The 31-year-old originally injured himself after bowling just one over in a Sheffield Shield match for New South Wales in the lead-up the Gabba Test.
"Watto's had two net (sessions) and he's come through them very well," Arthur said.
"He did a bit of running today and he's having a bowl on Friday. We'll see later in the week and into next week exactly where Watto is."
While team manager Pat Howard said "it would go against him significantly" if Watson is unable to bowl, Arthur left the door open for him to return as a specialist batsman.
"We'll have to sit down and consider what is the best XI going into that Adelaide Test," he said.
"Shane would come in for a huge amount of consideration, definitely.
"He's a quality act and an international brand. If Shane Watson was fit we'd have to definitely consider that."
Watson's return would almost certainly see Victorian Rob Quiney dropped from the national side after his debut, in which he scored just nine runs and was surprisingly thrown the ball for a total of 11 overs.
Meanwhile, Hashim Amla has laughed off Australia's verbal tactics in the first Test.
A now-infamous dossier supposedly leaked to the media on the eve of the first Test reportedly suggested the best way to knock one of the world's best batsmen off his game was through sledging and the 29-year-old came in for some attention during his first-innings century.
But he said: "I actually found it quite humorous.
"Obviously the guys were a bit pumped up, thinking that I'd nicked the ball. I guess it is a bit funny when guys get emotional when there's no real need to.
"I found it a bit funny at the time but it's part of the game."
Amla was reluctant to say whether any of the banter crossed the line.

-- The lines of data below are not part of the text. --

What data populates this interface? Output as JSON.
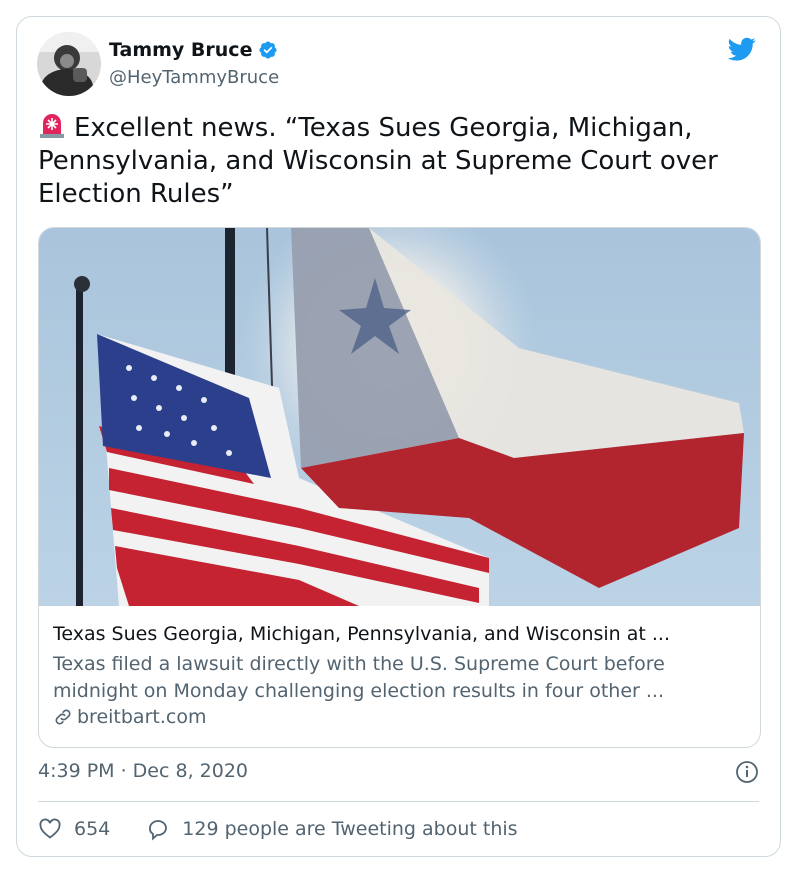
{
  "author": {
    "name": "Tammy Bruce",
    "handle": "@HeyTammyBruce",
    "verified": true
  },
  "tweet": {
    "emoji": "rotating-light-emoji",
    "text": "Excellent news. “Texas Sues Georgia, Michigan, Pennsylvania, and Wisconsin at Supreme Court over Election Rules”"
  },
  "link_card": {
    "title": "Texas Sues Georgia, Michigan, Pennsylvania, and Wisconsin at ...",
    "description": "Texas filed a lawsuit directly with the U.S. Supreme Court before midnight on Monday challenging election results in four other ...",
    "domain": "breitbart.com"
  },
  "meta": {
    "timestamp": "4:39 PM · Dec 8, 2020"
  },
  "actions": {
    "likes": "654",
    "conversation": "129 people are Tweeting about this"
  },
  "colors": {
    "brand": "#1d9bf0",
    "secondary_text": "#536471",
    "border": "#cfd9de"
  }
}
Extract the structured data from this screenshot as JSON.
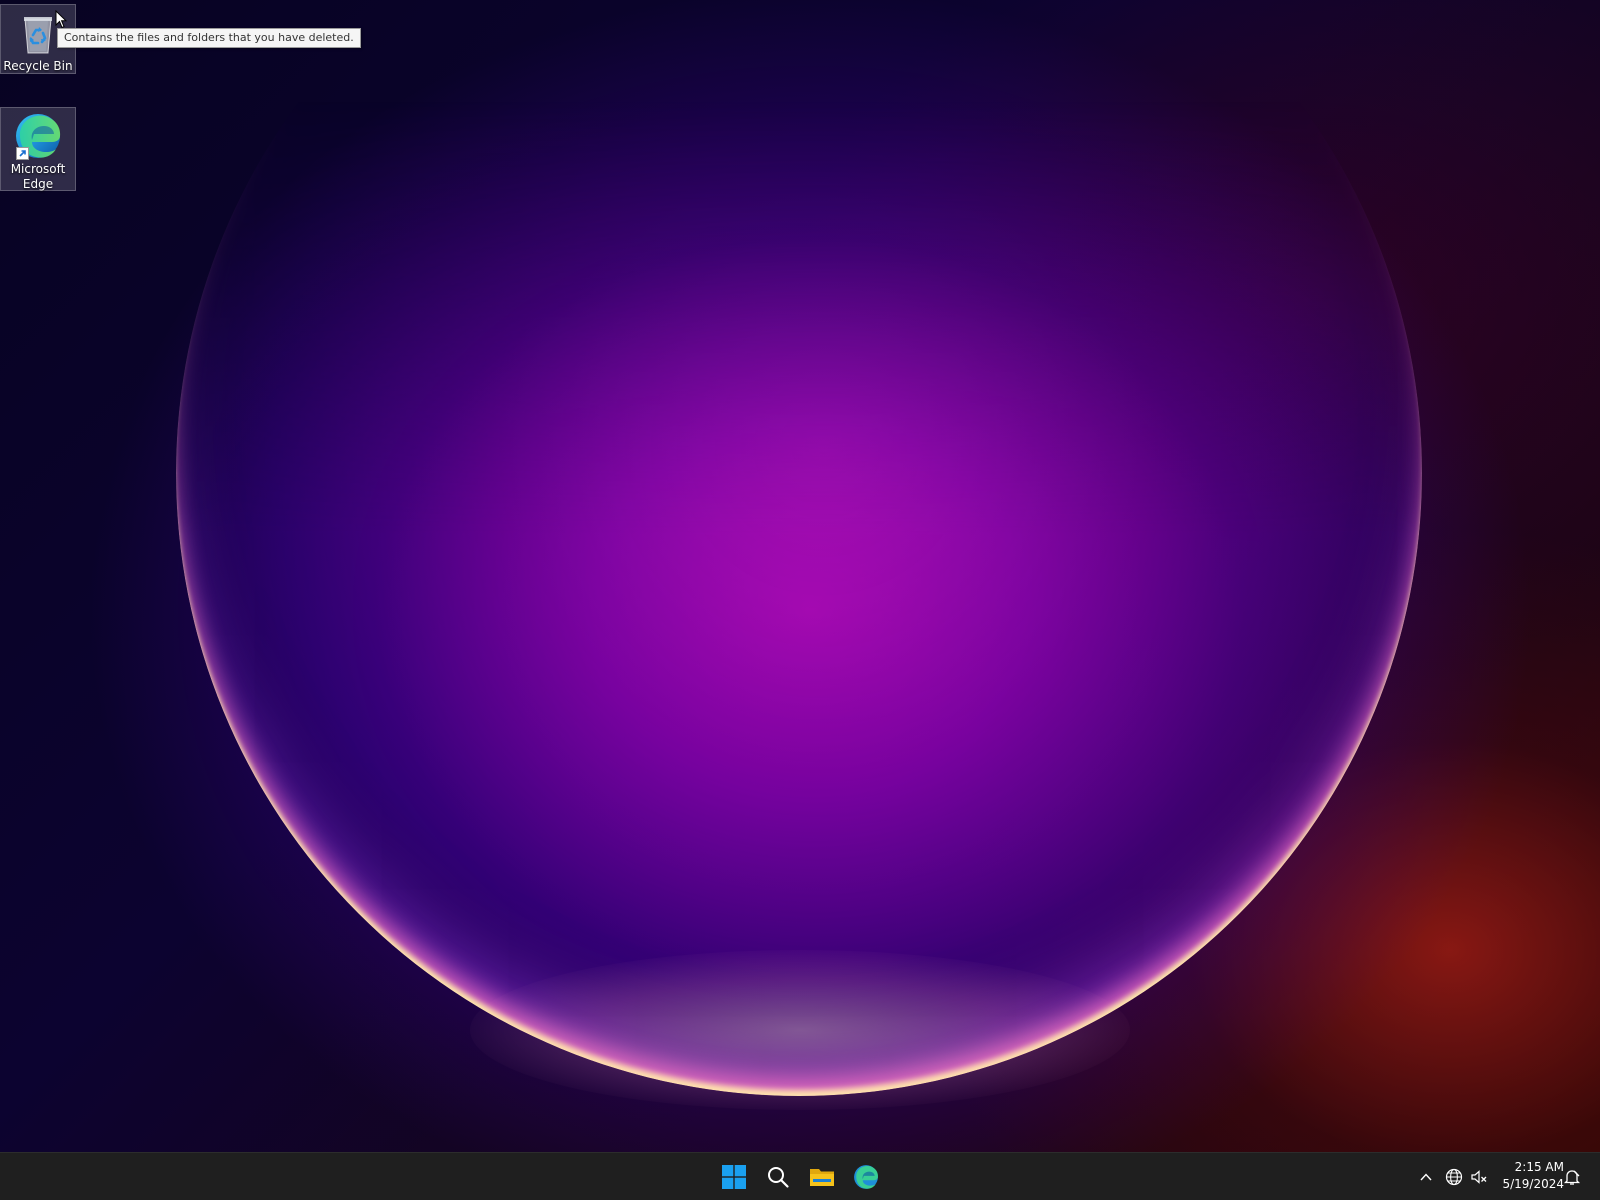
{
  "desktop": {
    "icons": [
      {
        "label": "Recycle Bin",
        "icon": "recycle-bin-icon"
      },
      {
        "label": "Microsoft Edge",
        "icon": "edge-icon",
        "shortcut": true
      }
    ],
    "tooltip": "Contains the files and folders that you have deleted."
  },
  "taskbar": {
    "pinned": [
      {
        "name": "start",
        "icon": "windows-logo-icon"
      },
      {
        "name": "search",
        "icon": "search-icon"
      },
      {
        "name": "file-explorer",
        "icon": "folder-icon"
      },
      {
        "name": "edge",
        "icon": "edge-icon"
      }
    ],
    "tray": {
      "icons": [
        "chevron-up-icon",
        "network-globe-icon",
        "volume-muted-icon",
        "notification-bell-icon"
      ],
      "time": "2:15 AM",
      "date": "5/19/2024"
    }
  },
  "colors": {
    "taskbar": "#1f1f1f",
    "windows_blue": "#1aa0f0",
    "folder_yellow": "#f5c21b"
  }
}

"It's not for me to say. The umpires are the guys who make the call," he said.
"That kind of thing, I say leave it in the umpires' hands. I just enjoyed the moment, really."